(Supplied records Opens)

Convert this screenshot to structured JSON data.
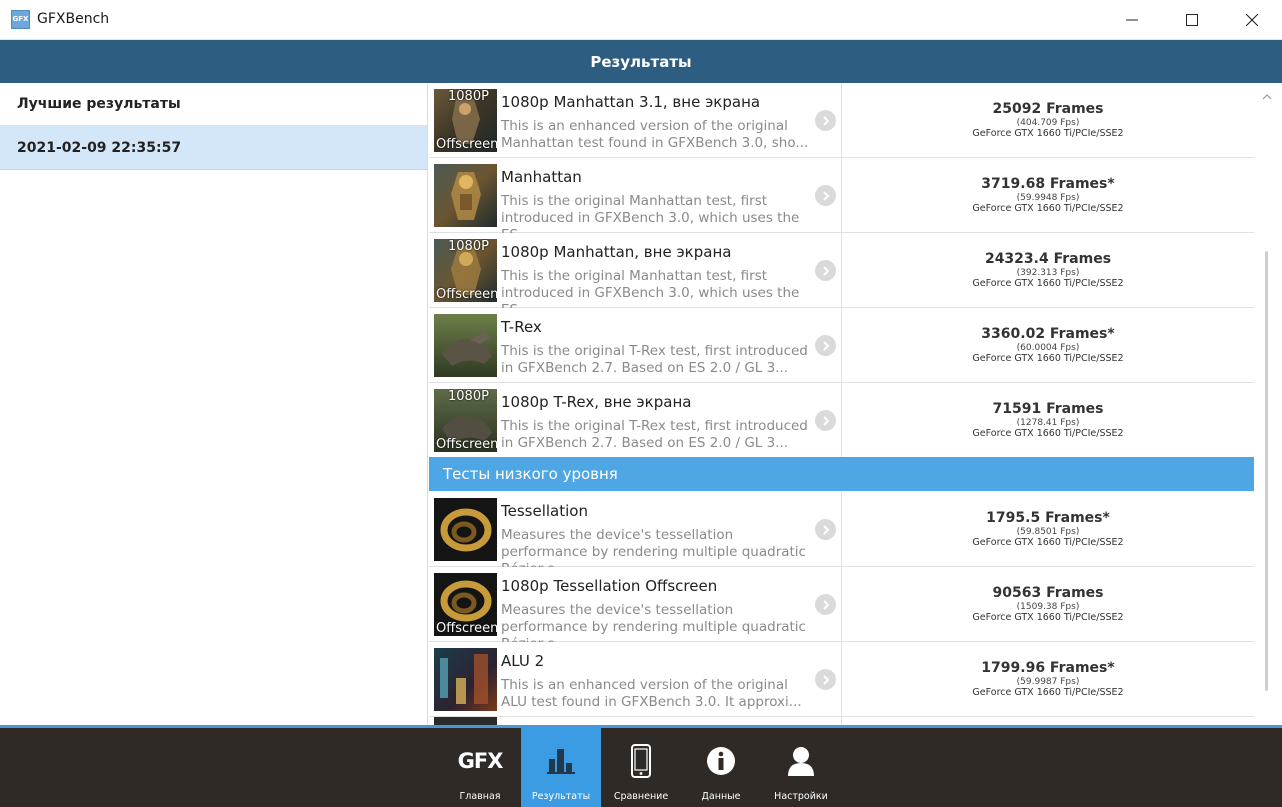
{
  "window": {
    "title": "GFXBench",
    "icon_label": "GFX",
    "icons": {
      "minimize": "minimize-icon",
      "maximize": "maximize-icon",
      "close": "close-icon"
    }
  },
  "header": {
    "title": "Результаты"
  },
  "sidebar": {
    "heading": "Лучшие результаты",
    "items": [
      {
        "label": "2021-02-09 22:35:57",
        "selected": true
      }
    ]
  },
  "results": [
    {
      "name": "1080p Manhattan 3.1, вне экрана",
      "tag_top": "1080P",
      "tag_bottom": "Offscreen",
      "desc": "This is an enhanced version of the original Manhattan test found in GFXBench 3.0, sho...",
      "score": "25092 Frames",
      "fps": "(404.709 Fps)",
      "device": "GeForce GTX 1660 Ti/PCIe/SSE2"
    },
    {
      "name": "Manhattan",
      "tag_top": "",
      "tag_bottom": "",
      "desc": "This is the original Manhattan test, first introduced in GFXBench 3.0, which uses the ES...",
      "score": "3719.68 Frames*",
      "fps": "(59.9948 Fps)",
      "device": "GeForce GTX 1660 Ti/PCIe/SSE2"
    },
    {
      "name": "1080p Manhattan, вне экрана",
      "tag_top": "1080P",
      "tag_bottom": "Offscreen",
      "desc": "This is the original Manhattan test, first introduced in GFXBench 3.0, which uses the ES...",
      "score": "24323.4 Frames",
      "fps": "(392.313 Fps)",
      "device": "GeForce GTX 1660 Ti/PCIe/SSE2"
    },
    {
      "name": "T-Rex",
      "tag_top": "",
      "tag_bottom": "",
      "desc": "This is the original T-Rex test, first introduced in GFXBench 2.7. Based on ES 2.0 / GL 3...",
      "score": "3360.02 Frames*",
      "fps": "(60.0004 Fps)",
      "device": "GeForce GTX 1660 Ti/PCIe/SSE2"
    },
    {
      "name": "1080p T-Rex, вне экрана",
      "tag_top": "1080P",
      "tag_bottom": "Offscreen",
      "desc": "This is the original T-Rex test, first introduced in GFXBench 2.7. Based on ES 2.0 / GL 3...",
      "score": "71591 Frames",
      "fps": "(1278.41 Fps)",
      "device": "GeForce GTX 1660 Ti/PCIe/SSE2"
    }
  ],
  "section_low_level": {
    "title": "Тесты низкого уровня"
  },
  "results_low": [
    {
      "name": "Tessellation",
      "tag_top": "",
      "tag_bottom": "",
      "desc": "Measures the device's tessellation performance by rendering multiple quadratic Bézier s...",
      "score": "1795.5 Frames*",
      "fps": "(59.8501 Fps)",
      "device": "GeForce GTX 1660 Ti/PCIe/SSE2"
    },
    {
      "name": "1080p Tessellation Offscreen",
      "tag_top": "",
      "tag_bottom": "Offscreen",
      "desc": "Measures the device's tessellation performance by rendering multiple quadratic Bézier s...",
      "score": "90563 Frames",
      "fps": "(1509.38 Fps)",
      "device": "GeForce GTX 1660 Ti/PCIe/SSE2"
    },
    {
      "name": "ALU 2",
      "tag_top": "",
      "tag_bottom": "",
      "desc": "This is an enhanced version of the original ALU test found in GFXBench 3.0. It approxi...",
      "score": "1799.96 Frames*",
      "fps": "(59.9987 Fps)",
      "device": "GeForce GTX 1660 Ti/PCIe/SSE2"
    }
  ],
  "nav": {
    "logo": "GFX",
    "items": [
      {
        "label": "Главная",
        "icon": "gfx-logo-icon",
        "active": false
      },
      {
        "label": "Результаты",
        "icon": "bar-chart-icon",
        "active": true
      },
      {
        "label": "Сравнение",
        "icon": "phone-icon",
        "active": false
      },
      {
        "label": "Данные",
        "icon": "info-icon",
        "active": false
      },
      {
        "label": "Настройки",
        "icon": "user-icon",
        "active": false
      }
    ]
  },
  "colors": {
    "header_bg": "#2d5d80",
    "selected_bg": "#d4e7f8",
    "section_bg": "#4ea6e4",
    "nav_bg": "#2f2a26",
    "nav_active": "#3b9be3"
  }
}
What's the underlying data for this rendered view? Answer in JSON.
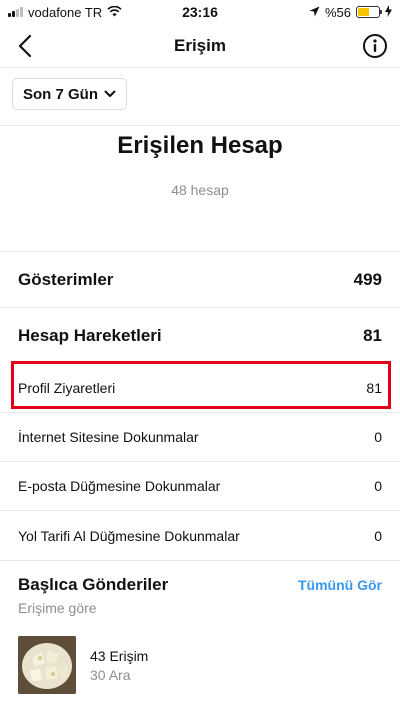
{
  "status_bar": {
    "carrier": "vodafone TR",
    "time": "23:16",
    "battery_percent": "%56",
    "battery_level": 0.56,
    "battery_color": "#f6c400"
  },
  "nav": {
    "title": "Erişim",
    "back_icon": "chevron-left-icon",
    "info_icon": "info-circle-icon"
  },
  "filter": {
    "label": "Son 7 Gün"
  },
  "reach": {
    "title": "Erişilen Hesap",
    "subtitle": "48 hesap"
  },
  "metrics": {
    "impressions": {
      "label": "Gösterimler",
      "value": "499"
    },
    "account_actions": {
      "label": "Hesap Hareketleri",
      "value": "81"
    },
    "rows": [
      {
        "label": "Profil Ziyaretleri",
        "value": "81"
      },
      {
        "label": "İnternet Sitesine Dokunmalar",
        "value": "0"
      },
      {
        "label": "E-posta Düğmesine Dokunmalar",
        "value": "0"
      },
      {
        "label": "Yol Tarifi Al Düğmesine Dokunmalar",
        "value": "0"
      }
    ],
    "highlight_color": "#e3001b"
  },
  "top_posts": {
    "title": "Başlıca Gönderiler",
    "see_all": "Tümünü Gör",
    "subtitle": "Erişime göre",
    "accent_color": "#3897f0",
    "items": [
      {
        "stat": "43 Erişim",
        "time": "30 Ara"
      }
    ]
  }
}
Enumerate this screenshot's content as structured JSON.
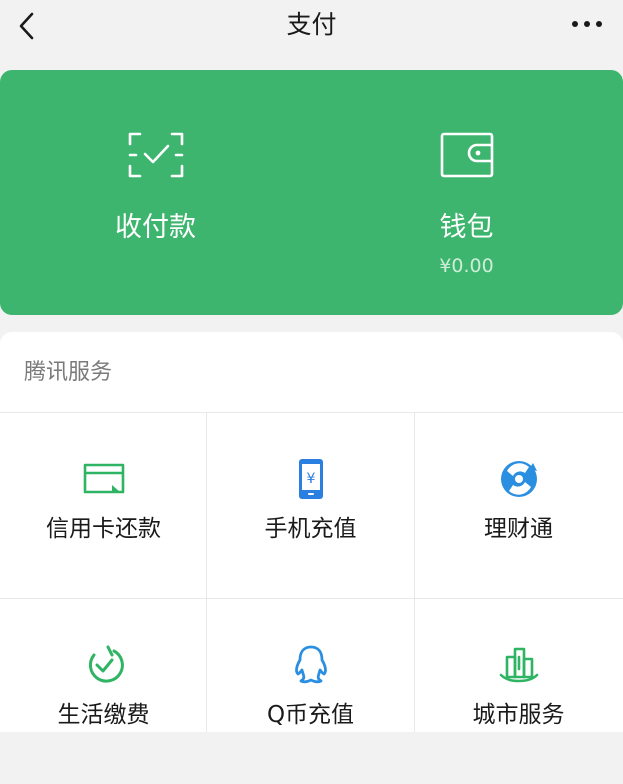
{
  "nav": {
    "title": "支付",
    "back_icon": "chevron-left-icon",
    "more_icon": "more-dots-icon"
  },
  "card": {
    "color": "#3db56e",
    "items": [
      {
        "label": "收付款",
        "icon": "scan-check-icon"
      },
      {
        "label": "钱包",
        "sub": "¥0.00",
        "icon": "wallet-icon"
      }
    ]
  },
  "services": {
    "title": "腾讯服务",
    "items": [
      {
        "label": "信用卡还款",
        "icon": "credit-card-icon",
        "color": "#2fb464"
      },
      {
        "label": "手机充值",
        "icon": "mobile-yen-icon",
        "color": "#2a7fe0"
      },
      {
        "label": "理财通",
        "icon": "wealth-icon",
        "color": "#2a8fe0"
      },
      {
        "label": "生活缴费",
        "icon": "utility-check-icon",
        "color": "#2fb464"
      },
      {
        "label": "Q币充值",
        "icon": "qq-penguin-icon",
        "color": "#2a8fe0"
      },
      {
        "label": "城市服务",
        "icon": "city-buildings-icon",
        "color": "#2fb464"
      }
    ]
  }
}
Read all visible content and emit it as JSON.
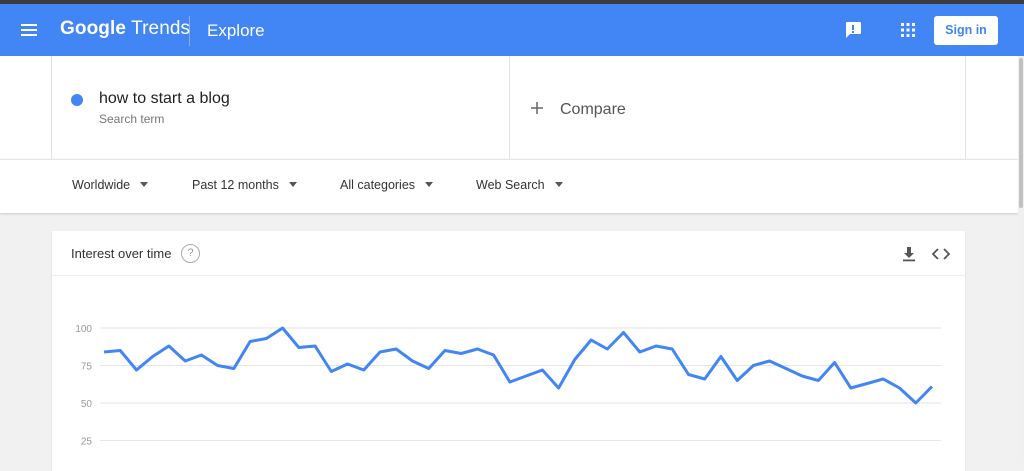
{
  "header": {
    "logo_google": "Google",
    "logo_trends": "Trends",
    "page_title": "Explore",
    "sign_in_label": "Sign in",
    "icons": [
      "menu-icon",
      "feedback-icon",
      "apps-icon"
    ]
  },
  "search": {
    "term": "how to start a blog",
    "term_sublabel": "Search term",
    "term_color": "#4285f4",
    "compare_label": "Compare"
  },
  "filters": [
    {
      "label": "Worldwide"
    },
    {
      "label": "Past 12 months"
    },
    {
      "label": "All categories"
    },
    {
      "label": "Web Search"
    }
  ],
  "card": {
    "title": "Interest over time",
    "help_symbol": "?",
    "icons": [
      "help-icon",
      "download-icon",
      "embed-icon"
    ]
  },
  "chart_data": {
    "type": "line",
    "series": [
      {
        "color": "#4285f4",
        "values": [
          84,
          85,
          72,
          81,
          88,
          78,
          82,
          75,
          73,
          91,
          93,
          100,
          87,
          88,
          71,
          76,
          72,
          84,
          86,
          78,
          73,
          85,
          83,
          86,
          82,
          64,
          68,
          72,
          60,
          79,
          92,
          86,
          97,
          84,
          88,
          86,
          69,
          66,
          81,
          65,
          75,
          78,
          73,
          68,
          65,
          77,
          60,
          63,
          66,
          60,
          50,
          61
        ]
      }
    ],
    "y_ticks": [
      100,
      75,
      50,
      25
    ],
    "ylim": [
      0,
      100
    ],
    "grid": true,
    "line_color": "#4285f4"
  }
}
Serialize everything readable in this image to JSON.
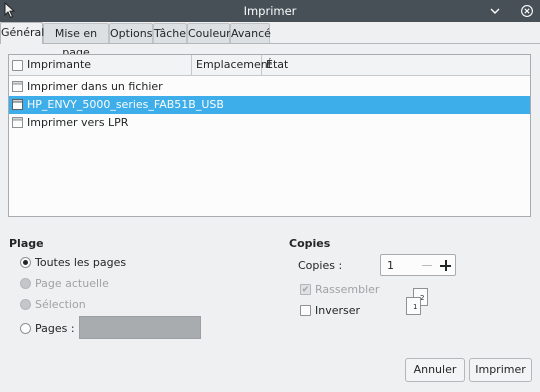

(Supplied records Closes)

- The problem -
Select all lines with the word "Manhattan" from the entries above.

- Exercise output -
      "name": "1080p Manhattan 3.1, вне экрана",
      "desc": "This is an enhanced version of the original Manhattan test found in GFXBench 3.0, sho...",
      "name": "Manhattan",
      "desc": "This is the original Manhattan test, first introduced in GFXBench 3.0, which uses the ES...",
      "name": "1080p Manhattan, вне экрана",
      "desc": "This is the original Manhattan test, first introduced in GFXBench 3.0, which uses the ES...",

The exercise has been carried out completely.